===== Information provided
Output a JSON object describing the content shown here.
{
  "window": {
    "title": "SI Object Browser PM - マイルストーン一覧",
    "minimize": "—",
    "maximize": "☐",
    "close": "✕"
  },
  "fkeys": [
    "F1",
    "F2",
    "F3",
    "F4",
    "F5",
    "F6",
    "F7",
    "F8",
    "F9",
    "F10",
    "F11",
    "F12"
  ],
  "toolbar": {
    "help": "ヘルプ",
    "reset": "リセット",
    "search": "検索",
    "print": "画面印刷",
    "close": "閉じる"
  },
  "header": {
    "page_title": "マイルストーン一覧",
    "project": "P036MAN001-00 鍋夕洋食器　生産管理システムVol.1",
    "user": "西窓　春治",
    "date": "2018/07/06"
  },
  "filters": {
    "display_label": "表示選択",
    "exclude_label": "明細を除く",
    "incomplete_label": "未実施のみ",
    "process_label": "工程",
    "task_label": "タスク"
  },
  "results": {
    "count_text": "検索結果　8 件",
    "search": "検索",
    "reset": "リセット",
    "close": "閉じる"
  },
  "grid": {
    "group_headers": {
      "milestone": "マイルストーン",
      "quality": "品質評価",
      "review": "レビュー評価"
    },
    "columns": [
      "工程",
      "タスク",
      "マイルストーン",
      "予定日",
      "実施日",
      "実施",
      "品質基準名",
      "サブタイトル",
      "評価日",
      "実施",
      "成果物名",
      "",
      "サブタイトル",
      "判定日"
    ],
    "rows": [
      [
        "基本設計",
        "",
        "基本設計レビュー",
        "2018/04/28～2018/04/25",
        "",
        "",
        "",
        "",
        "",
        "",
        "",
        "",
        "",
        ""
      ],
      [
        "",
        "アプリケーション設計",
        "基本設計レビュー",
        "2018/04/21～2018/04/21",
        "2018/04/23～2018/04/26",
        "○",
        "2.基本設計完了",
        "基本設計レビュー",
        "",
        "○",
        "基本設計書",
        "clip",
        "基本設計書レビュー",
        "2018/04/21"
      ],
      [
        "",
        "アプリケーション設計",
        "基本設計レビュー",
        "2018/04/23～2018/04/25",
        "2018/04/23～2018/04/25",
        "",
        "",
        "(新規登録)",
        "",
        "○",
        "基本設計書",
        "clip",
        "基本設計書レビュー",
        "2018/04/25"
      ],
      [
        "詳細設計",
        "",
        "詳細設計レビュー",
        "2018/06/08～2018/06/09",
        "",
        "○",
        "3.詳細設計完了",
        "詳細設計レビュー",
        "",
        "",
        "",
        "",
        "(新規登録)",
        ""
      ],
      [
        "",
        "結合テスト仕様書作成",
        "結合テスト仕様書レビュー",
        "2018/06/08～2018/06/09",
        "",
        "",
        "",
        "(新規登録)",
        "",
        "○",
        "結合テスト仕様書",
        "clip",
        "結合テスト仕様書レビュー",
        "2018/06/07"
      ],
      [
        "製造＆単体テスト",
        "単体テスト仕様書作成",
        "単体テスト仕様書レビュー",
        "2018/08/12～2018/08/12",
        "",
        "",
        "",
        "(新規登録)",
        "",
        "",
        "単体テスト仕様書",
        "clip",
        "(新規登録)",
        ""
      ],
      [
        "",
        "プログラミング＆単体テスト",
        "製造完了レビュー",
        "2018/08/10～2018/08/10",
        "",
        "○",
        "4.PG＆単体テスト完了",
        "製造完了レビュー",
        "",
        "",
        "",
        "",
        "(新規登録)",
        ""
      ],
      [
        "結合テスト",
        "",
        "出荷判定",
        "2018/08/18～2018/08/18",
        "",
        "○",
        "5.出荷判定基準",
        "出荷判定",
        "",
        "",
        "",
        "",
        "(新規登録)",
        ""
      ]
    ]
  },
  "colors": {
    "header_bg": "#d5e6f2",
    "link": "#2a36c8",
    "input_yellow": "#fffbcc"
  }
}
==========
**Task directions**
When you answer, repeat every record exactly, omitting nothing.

**Reply**
Output a JSON object describing the content shown here.
{
  "window": {
    "title": "SI Object Browser PM - マイルストーン一覧",
    "minimize": "—",
    "maximize": "☐",
    "close": "✕"
  },
  "fkeys": [
    "F1",
    "F2",
    "F3",
    "F4",
    "F5",
    "F6",
    "F7",
    "F8",
    "F9",
    "F10",
    "F11",
    "F12"
  ],
  "toolbar": {
    "help": "ヘルプ",
    "reset": "リセット",
    "search": "検索",
    "print": "画面印刷",
    "close": "閉じる"
  },
  "header": {
    "page_title": "マイルストーン一覧",
    "project": "P036MAN001-00 鍋夕洋食器　生産管理システムVol.1",
    "user": "西窓　春治",
    "date": "2018/07/06"
  },
  "filters": {
    "display_label": "表示選択",
    "exclude_label": "明細を除く",
    "incomplete_label": "未実施のみ",
    "process_label": "工程",
    "task_label": "タスク"
  },
  "results": {
    "count_text": "検索結果　8 件",
    "search": "検索",
    "reset": "リセット",
    "close": "閉じる"
  },
  "grid": {
    "group_headers": {
      "milestone": "マイルストーン",
      "quality": "品質評価",
      "review": "レビュー評価"
    },
    "columns": [
      "工程",
      "タスク",
      "マイルストーン",
      "予定日",
      "実施日",
      "実施",
      "品質基準名",
      "サブタイトル",
      "評価日",
      "実施",
      "成果物名",
      "",
      "サブタイトル",
      "判定日"
    ],
    "rows": [
      [
        "基本設計",
        "",
        "基本設計レビュー",
        "2018/04/28～2018/04/25",
        "",
        "",
        "",
        "",
        "",
        "",
        "",
        "",
        "",
        ""
      ],
      [
        "",
        "アプリケーション設計",
        "基本設計レビュー",
        "2018/04/21～2018/04/21",
        "2018/04/23～2018/04/26",
        "○",
        "2.基本設計完了",
        "基本設計レビュー",
        "",
        "○",
        "基本設計書",
        "clip",
        "基本設計書レビュー",
        "2018/04/21"
      ],
      [
        "",
        "アプリケーション設計",
        "基本設計レビュー",
        "2018/04/23～2018/04/25",
        "2018/04/23～2018/04/25",
        "",
        "",
        "(新規登録)",
        "",
        "○",
        "基本設計書",
        "clip",
        "基本設計書レビュー",
        "2018/04/25"
      ],
      [
        "詳細設計",
        "",
        "詳細設計レビュー",
        "2018/06/08～2018/06/09",
        "",
        "○",
        "3.詳細設計完了",
        "詳細設計レビュー",
        "",
        "",
        "",
        "",
        "(新規登録)",
        ""
      ],
      [
        "",
        "結合テスト仕様書作成",
        "結合テスト仕様書レビュー",
        "2018/06/08～2018/06/09",
        "",
        "",
        "",
        "(新規登録)",
        "",
        "○",
        "結合テスト仕様書",
        "clip",
        "結合テスト仕様書レビュー",
        "2018/06/07"
      ],
      [
        "製造＆単体テスト",
        "単体テスト仕様書作成",
        "単体テスト仕様書レビュー",
        "2018/08/12～2018/08/12",
        "",
        "",
        "",
        "(新規登録)",
        "",
        "",
        "単体テスト仕様書",
        "clip",
        "(新規登録)",
        ""
      ],
      [
        "",
        "プログラミング＆単体テスト",
        "製造完了レビュー",
        "2018/08/10～2018/08/10",
        "",
        "○",
        "4.PG＆単体テスト完了",
        "製造完了レビュー",
        "",
        "",
        "",
        "",
        "(新規登録)",
        ""
      ],
      [
        "結合テスト",
        "",
        "出荷判定",
        "2018/08/18～2018/08/18",
        "",
        "○",
        "5.出荷判定基準",
        "出荷判定",
        "",
        "",
        "",
        "",
        "(新規登録)",
        ""
      ]
    ]
  },
  "colors": {
    "header_bg": "#d5e6f2",
    "link": "#2a36c8",
    "input_yellow": "#fffbcc"
  }
}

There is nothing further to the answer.